◆ **WHAT IS NEEDED**
Where the word "database" shows up in the entries below, please copy the whole line.

◆ **PROVIDED ENTRIES**
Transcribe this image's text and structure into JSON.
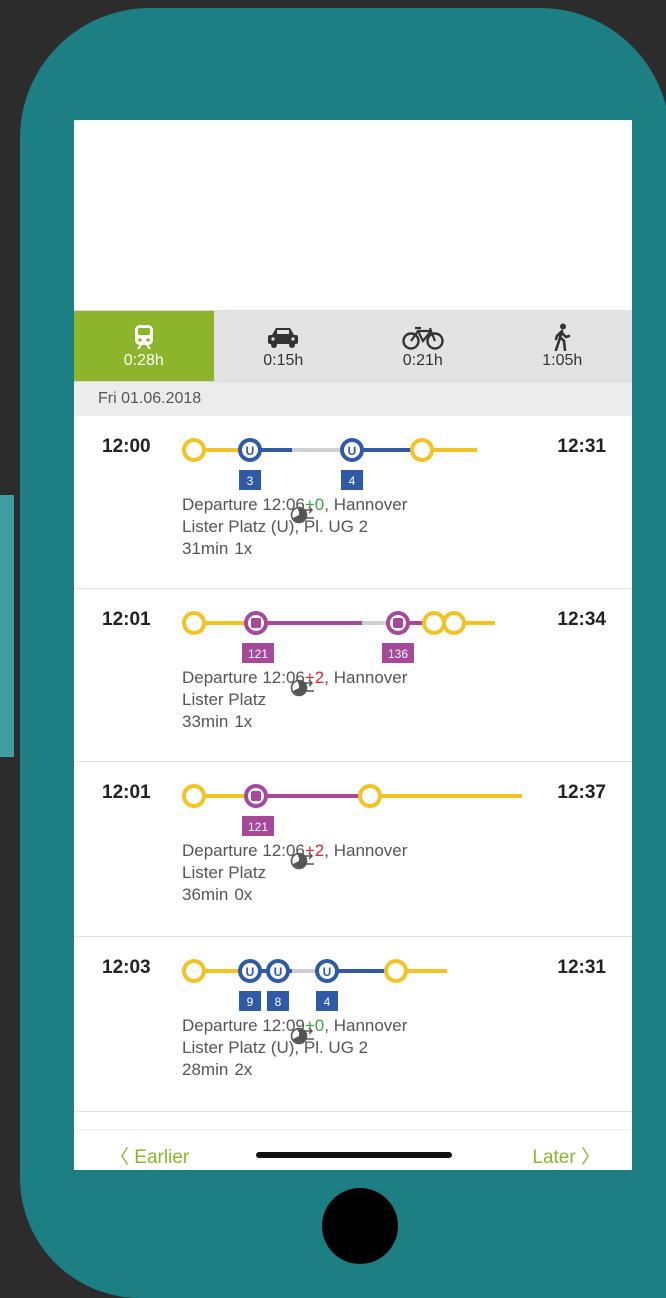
{
  "tabs": [
    {
      "mode": "train",
      "duration": "0:28h"
    },
    {
      "mode": "car",
      "duration": "0:15h"
    },
    {
      "mode": "bike",
      "duration": "0:21h"
    },
    {
      "mode": "walk",
      "duration": "1:05h"
    }
  ],
  "date": "Fri 01.06.2018",
  "trips": [
    {
      "dep": "12:00",
      "arr": "12:31",
      "lines": [
        "3",
        "4"
      ],
      "dep_label": "Departure 12:06",
      "delay": "+0",
      "place": ", Hannover",
      "stop": "Lister Platz (U), Pl. UG 2",
      "duration": "31min",
      "changes": "1x"
    },
    {
      "dep": "12:01",
      "arr": "12:34",
      "lines": [
        "121",
        "136"
      ],
      "dep_label": "Departure 12:06",
      "delay": "+2",
      "place": ", Hannover",
      "stop": "Lister Platz",
      "duration": "33min",
      "changes": "1x"
    },
    {
      "dep": "12:01",
      "arr": "12:37",
      "lines": [
        "121"
      ],
      "dep_label": "Departure 12:06",
      "delay": "+2",
      "place": ", Hannover",
      "stop": "Lister Platz",
      "duration": "36min",
      "changes": "0x"
    },
    {
      "dep": "12:03",
      "arr": "12:31",
      "lines": [
        "9",
        "8",
        "4"
      ],
      "dep_label": "Departure 12:09",
      "delay": "+0",
      "place": ", Hannover",
      "stop": "Lister Platz (U), Pl. UG 2",
      "duration": "28min",
      "changes": "2x"
    }
  ],
  "nav": {
    "earlier": "Earlier",
    "later": "Later"
  },
  "colors": {
    "accent": "#8db52b",
    "ubahn": "#2e5aa8",
    "bus": "#a6499b",
    "walk": "#f3c223",
    "phone": "#1b7f83"
  }
}
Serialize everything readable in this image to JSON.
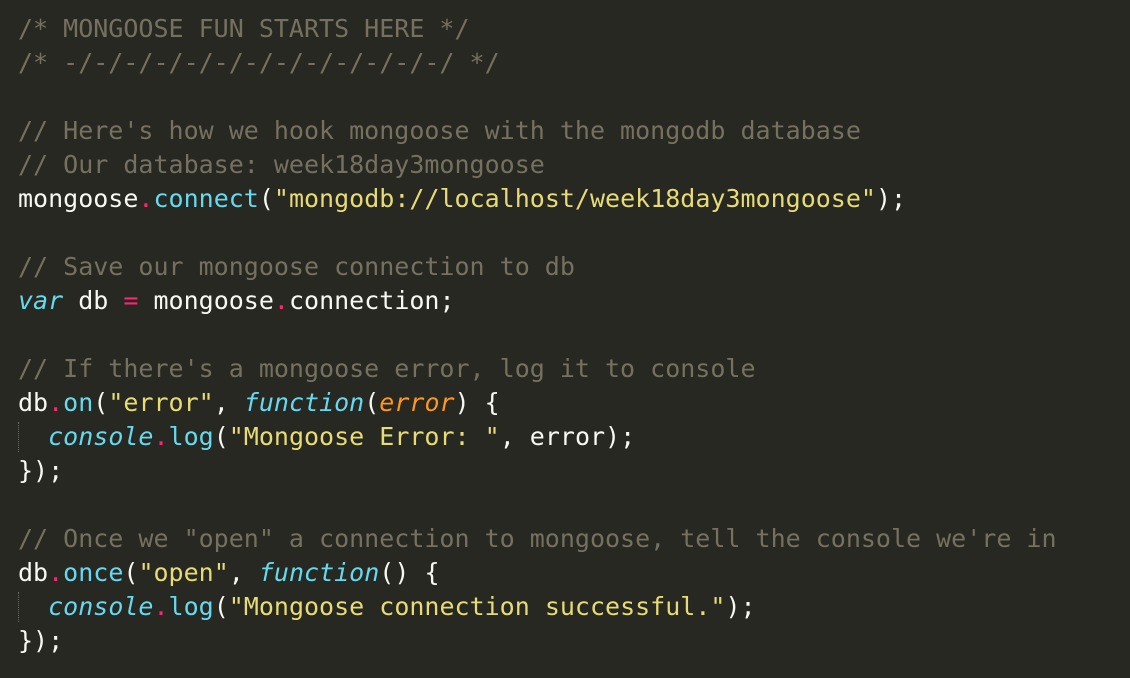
{
  "lines": [
    [
      {
        "t": "/* MONGOOSE FUN STARTS HERE */",
        "c": "cmt"
      }
    ],
    [
      {
        "t": "/* -/-/-/-/-/-/-/-/-/-/-/-/-/ */",
        "c": "cmt"
      }
    ],
    [],
    [
      {
        "t": "// Here's how we hook mongoose with the mongodb database",
        "c": "cmt"
      }
    ],
    [
      {
        "t": "// Our database: week18day3mongoose",
        "c": "cmt"
      }
    ],
    [
      {
        "t": "mongoose",
        "c": "plain"
      },
      {
        "t": ".",
        "c": "dot"
      },
      {
        "t": "connect",
        "c": "fn"
      },
      {
        "t": "(",
        "c": "plain"
      },
      {
        "t": "\"mongodb://localhost/week18day3mongoose\"",
        "c": "str"
      },
      {
        "t": ");",
        "c": "plain"
      }
    ],
    [],
    [
      {
        "t": "// Save our mongoose connection to db",
        "c": "cmt"
      }
    ],
    [
      {
        "t": "var",
        "c": "kw"
      },
      {
        "t": " db ",
        "c": "plain"
      },
      {
        "t": "=",
        "c": "op"
      },
      {
        "t": " mongoose",
        "c": "plain"
      },
      {
        "t": ".",
        "c": "dot"
      },
      {
        "t": "connection;",
        "c": "plain"
      }
    ],
    [],
    [
      {
        "t": "// If there's a mongoose error, log it to console",
        "c": "cmt"
      }
    ],
    [
      {
        "t": "db",
        "c": "plain"
      },
      {
        "t": ".",
        "c": "dot"
      },
      {
        "t": "on",
        "c": "fn"
      },
      {
        "t": "(",
        "c": "plain"
      },
      {
        "t": "\"error\"",
        "c": "str"
      },
      {
        "t": ", ",
        "c": "plain"
      },
      {
        "t": "function",
        "c": "kw"
      },
      {
        "t": "(",
        "c": "plain"
      },
      {
        "t": "error",
        "c": "param"
      },
      {
        "t": ") {",
        "c": "plain"
      }
    ],
    [
      {
        "t": "  ",
        "c": "plain"
      },
      {
        "t": "console",
        "c": "kw"
      },
      {
        "t": ".",
        "c": "dot"
      },
      {
        "t": "log",
        "c": "fn"
      },
      {
        "t": "(",
        "c": "plain"
      },
      {
        "t": "\"Mongoose Error: \"",
        "c": "str"
      },
      {
        "t": ", error);",
        "c": "plain"
      }
    ],
    [
      {
        "t": "});",
        "c": "plain"
      }
    ],
    [],
    [
      {
        "t": "// Once we \"open\" a connection to mongoose, tell the console we're in",
        "c": "cmt"
      }
    ],
    [
      {
        "t": "db",
        "c": "plain"
      },
      {
        "t": ".",
        "c": "dot"
      },
      {
        "t": "once",
        "c": "fn"
      },
      {
        "t": "(",
        "c": "plain"
      },
      {
        "t": "\"open\"",
        "c": "str"
      },
      {
        "t": ", ",
        "c": "plain"
      },
      {
        "t": "function",
        "c": "kw"
      },
      {
        "t": "() {",
        "c": "plain"
      }
    ],
    [
      {
        "t": "  ",
        "c": "plain"
      },
      {
        "t": "console",
        "c": "kw"
      },
      {
        "t": ".",
        "c": "dot"
      },
      {
        "t": "log",
        "c": "fn"
      },
      {
        "t": "(",
        "c": "plain"
      },
      {
        "t": "\"Mongoose connection successful.\"",
        "c": "str"
      },
      {
        "t": ");",
        "c": "plain"
      }
    ],
    [
      {
        "t": "});",
        "c": "plain"
      }
    ]
  ],
  "indent_guide_lines": [
    12,
    17
  ],
  "colors": {
    "background": "#272822",
    "comment": "#75715e",
    "string": "#e6db74",
    "keyword": "#66d9ef",
    "operator": "#f92672",
    "parameter": "#fd971f",
    "text": "#f8f8f2"
  }
}
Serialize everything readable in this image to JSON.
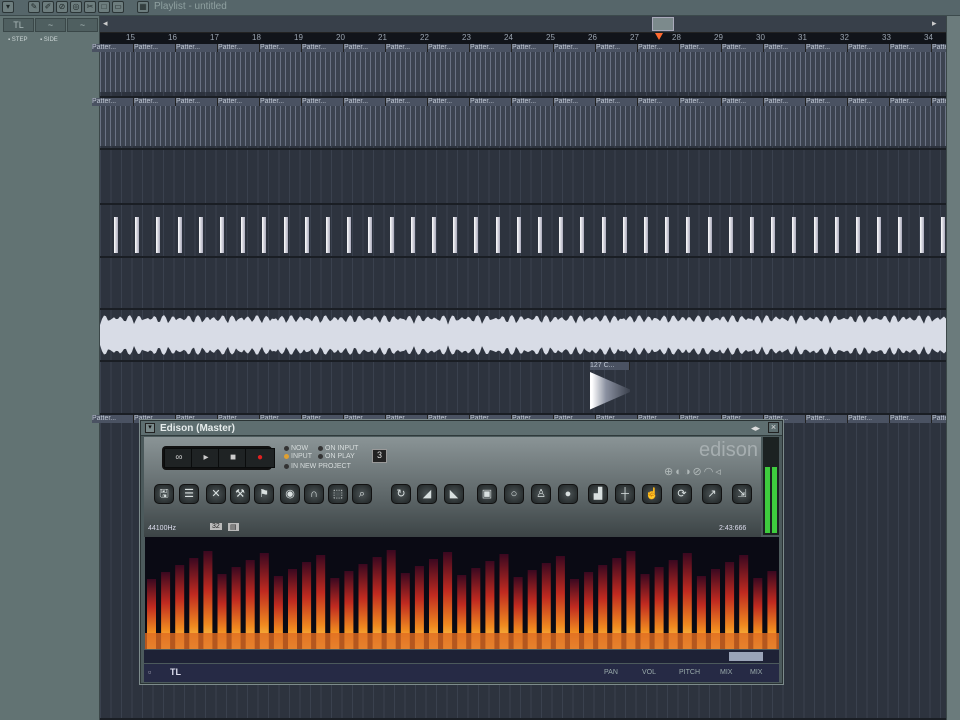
{
  "window": {
    "title": "Playlist - untitled"
  },
  "toolbar": {
    "icons": [
      "menu-icon",
      "pencil-icon",
      "paint-icon",
      "delete-icon",
      "mute-icon",
      "slice-icon",
      "select-icon",
      "zoom-icon",
      "snap-icon"
    ]
  },
  "left_panel": {
    "tabs": [
      "TL",
      "~",
      "~"
    ],
    "options": [
      "STEP",
      "SIDE"
    ]
  },
  "ruler": {
    "bars": [
      "15",
      "16",
      "17",
      "18",
      "19",
      "20",
      "21",
      "22",
      "23",
      "24",
      "25",
      "26",
      "27",
      "28",
      "29",
      "30",
      "31",
      "32",
      "33",
      "34"
    ]
  },
  "clip_label": "Patter...",
  "sample_clip_label": "127 C...",
  "edison": {
    "title": "Edison (Master)",
    "logo": "edison",
    "transport": [
      "∞",
      "▸",
      "■",
      "●"
    ],
    "record_options": [
      {
        "label": "NOW",
        "on": false
      },
      {
        "label": "ON INPUT",
        "on": false
      },
      {
        "label": "INPUT",
        "on": true
      },
      {
        "label": "ON PLAY",
        "on": false
      },
      {
        "label": "IN NEW PROJECT",
        "on": false
      }
    ],
    "counter": "3",
    "sample_rate": "44100Hz",
    "bits": "32",
    "length": "2:43:666",
    "footer_knobs": [
      "PAN",
      "VOL",
      "PITCH",
      "MIX",
      "MIX"
    ],
    "footer_left": "TL"
  },
  "colors": {
    "accent": "#e0a030",
    "meter": "#3ecc3e"
  }
}
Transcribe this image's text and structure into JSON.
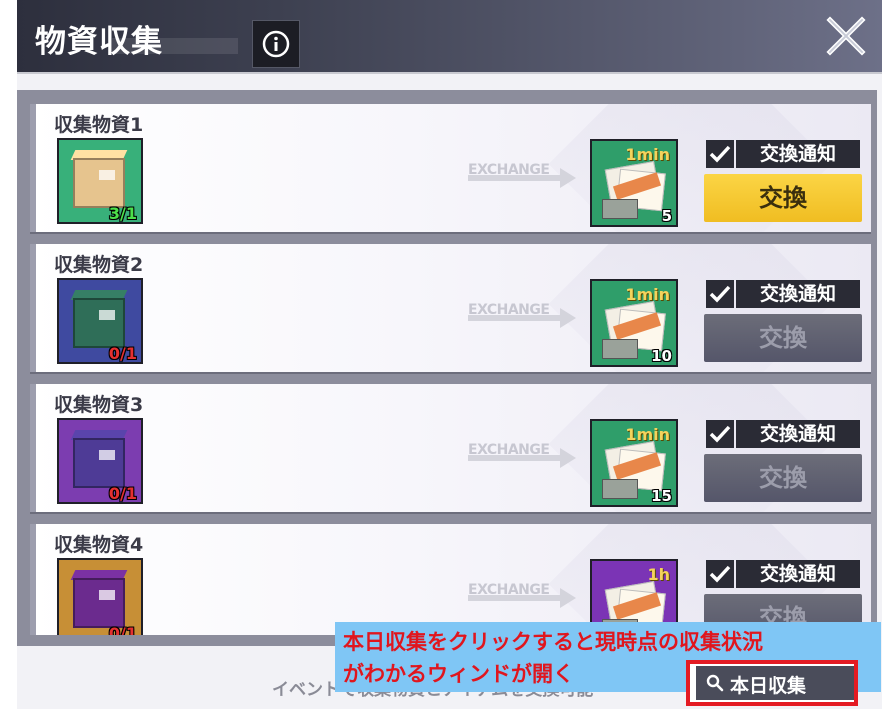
{
  "window": {
    "title": "物資収集",
    "info_icon": "info-icon",
    "close_icon": "close-icon"
  },
  "items": [
    {
      "name": "収集物資1",
      "count": "3/1",
      "count_color": "#4ce04a",
      "box_bg": "#38b07a",
      "crate_color": "#e6c48e",
      "exchange_label": "EXCHANGE",
      "reward_time": "1min",
      "reward_count": "5",
      "reward_bg": "#2f9e6a",
      "notify_label": "交換通知",
      "notify_checked": true,
      "button_label": "交換",
      "button_active": true
    },
    {
      "name": "収集物資2",
      "count": "0/1",
      "count_color": "#e53030",
      "box_bg": "#3f4aa0",
      "crate_color": "#2f6e58",
      "exchange_label": "EXCHANGE",
      "reward_time": "1min",
      "reward_count": "10",
      "reward_bg": "#2f9e6a",
      "notify_label": "交換通知",
      "notify_checked": true,
      "button_label": "交換",
      "button_active": false
    },
    {
      "name": "収集物資3",
      "count": "0/1",
      "count_color": "#e53030",
      "box_bg": "#7c3db0",
      "crate_color": "#4e3b96",
      "exchange_label": "EXCHANGE",
      "reward_time": "1min",
      "reward_count": "15",
      "reward_bg": "#2f9e6a",
      "notify_label": "交換通知",
      "notify_checked": true,
      "button_label": "交換",
      "button_active": false
    },
    {
      "name": "収集物資4",
      "count": "0/1",
      "count_color": "#e53030",
      "box_bg": "#c78f36",
      "crate_color": "#6b2b8e",
      "exchange_label": "EXCHANGE",
      "reward_time": "1h",
      "reward_count": "",
      "reward_bg": "#7b34b5",
      "notify_label": "交換通知",
      "notify_checked": true,
      "button_label": "交換",
      "button_active": false
    }
  ],
  "footer": {
    "note": "イベントで収集物資とアイテムを交換可能",
    "daily_button": "本日収集",
    "search_icon": "search-icon"
  },
  "annotation": {
    "line1": "本日収集をクリックすると現時点の収集状況",
    "line2": "がわかるウィンドが開く"
  }
}
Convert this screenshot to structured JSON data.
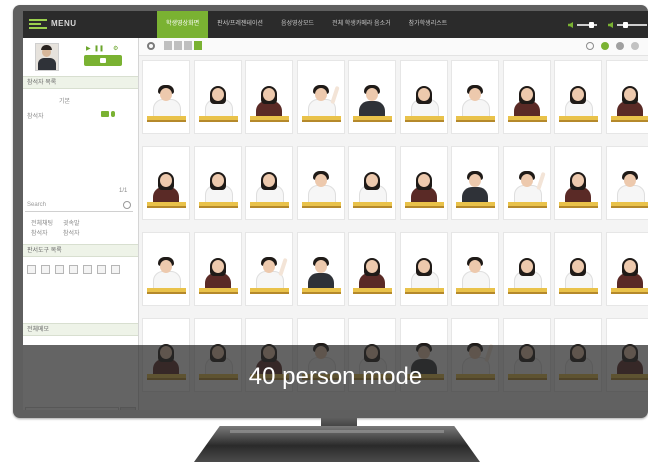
{
  "app": {
    "menu_label": "MENU"
  },
  "tabs": [
    {
      "label": "학생영상화면"
    },
    {
      "label": "판서/프레젠테이션"
    },
    {
      "label": "음성영상모드"
    },
    {
      "label": "전체 학생카메라 음소거"
    },
    {
      "label": "참가학생리스트"
    }
  ],
  "sidebar": {
    "participant_header": "참석자 목록",
    "subheader": "기본",
    "me_label": "참석자",
    "counter": "1/1",
    "search_placeholder": "Search",
    "options": [
      "전체채팅",
      "귓속말",
      "참석자",
      "참석자"
    ],
    "chat_header": "판서도구 목록",
    "notice_header": "전체메모"
  },
  "banner": {
    "text": "40 person mode"
  },
  "colors": {
    "accent": "#7ab232",
    "topbar": "#2b2b2b",
    "desk": "#e9c24a"
  },
  "students": [
    {
      "uniform": "white",
      "hair": "short",
      "raise": false
    },
    {
      "uniform": "white",
      "hair": "long",
      "raise": false
    },
    {
      "uniform": "vest",
      "hair": "long",
      "raise": false
    },
    {
      "uniform": "white",
      "hair": "short",
      "raise": true
    },
    {
      "uniform": "dark",
      "hair": "short",
      "raise": false
    },
    {
      "uniform": "white",
      "hair": "long",
      "raise": false
    },
    {
      "uniform": "white",
      "hair": "short",
      "raise": false
    },
    {
      "uniform": "vest",
      "hair": "long",
      "raise": false
    },
    {
      "uniform": "white",
      "hair": "long",
      "raise": false
    },
    {
      "uniform": "vest",
      "hair": "long",
      "raise": false
    },
    {
      "uniform": "vest",
      "hair": "long",
      "raise": false
    },
    {
      "uniform": "white",
      "hair": "long",
      "raise": false
    },
    {
      "uniform": "white",
      "hair": "long",
      "raise": false
    },
    {
      "uniform": "white",
      "hair": "short",
      "raise": false
    },
    {
      "uniform": "white",
      "hair": "long",
      "raise": false
    },
    {
      "uniform": "vest",
      "hair": "long",
      "raise": false
    },
    {
      "uniform": "dark",
      "hair": "short",
      "raise": false
    },
    {
      "uniform": "white",
      "hair": "short",
      "raise": true
    },
    {
      "uniform": "vest",
      "hair": "long",
      "raise": false
    },
    {
      "uniform": "white",
      "hair": "short",
      "raise": false
    },
    {
      "uniform": "white",
      "hair": "short",
      "raise": false
    },
    {
      "uniform": "vest",
      "hair": "long",
      "raise": false
    },
    {
      "uniform": "white",
      "hair": "short",
      "raise": true
    },
    {
      "uniform": "dark",
      "hair": "short",
      "raise": false
    },
    {
      "uniform": "vest",
      "hair": "long",
      "raise": false
    },
    {
      "uniform": "white",
      "hair": "long",
      "raise": false
    },
    {
      "uniform": "white",
      "hair": "short",
      "raise": false
    },
    {
      "uniform": "white",
      "hair": "long",
      "raise": false
    },
    {
      "uniform": "white",
      "hair": "long",
      "raise": false
    },
    {
      "uniform": "vest",
      "hair": "long",
      "raise": false
    },
    {
      "uniform": "vest",
      "hair": "long",
      "raise": false
    },
    {
      "uniform": "white",
      "hair": "long",
      "raise": false
    },
    {
      "uniform": "vest",
      "hair": "long",
      "raise": false
    },
    {
      "uniform": "white",
      "hair": "short",
      "raise": false
    },
    {
      "uniform": "white",
      "hair": "long",
      "raise": false
    },
    {
      "uniform": "dark",
      "hair": "short",
      "raise": false
    },
    {
      "uniform": "white",
      "hair": "short",
      "raise": true
    },
    {
      "uniform": "white",
      "hair": "long",
      "raise": false
    },
    {
      "uniform": "white",
      "hair": "long",
      "raise": false
    },
    {
      "uniform": "vest",
      "hair": "long",
      "raise": false
    }
  ]
}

◆ **RESPONSE TO THIS EXERCISE**
        "t": "// Here's how we hook mongoose with the mongodb database",
        "t": "// Our database: week18day3mongoose",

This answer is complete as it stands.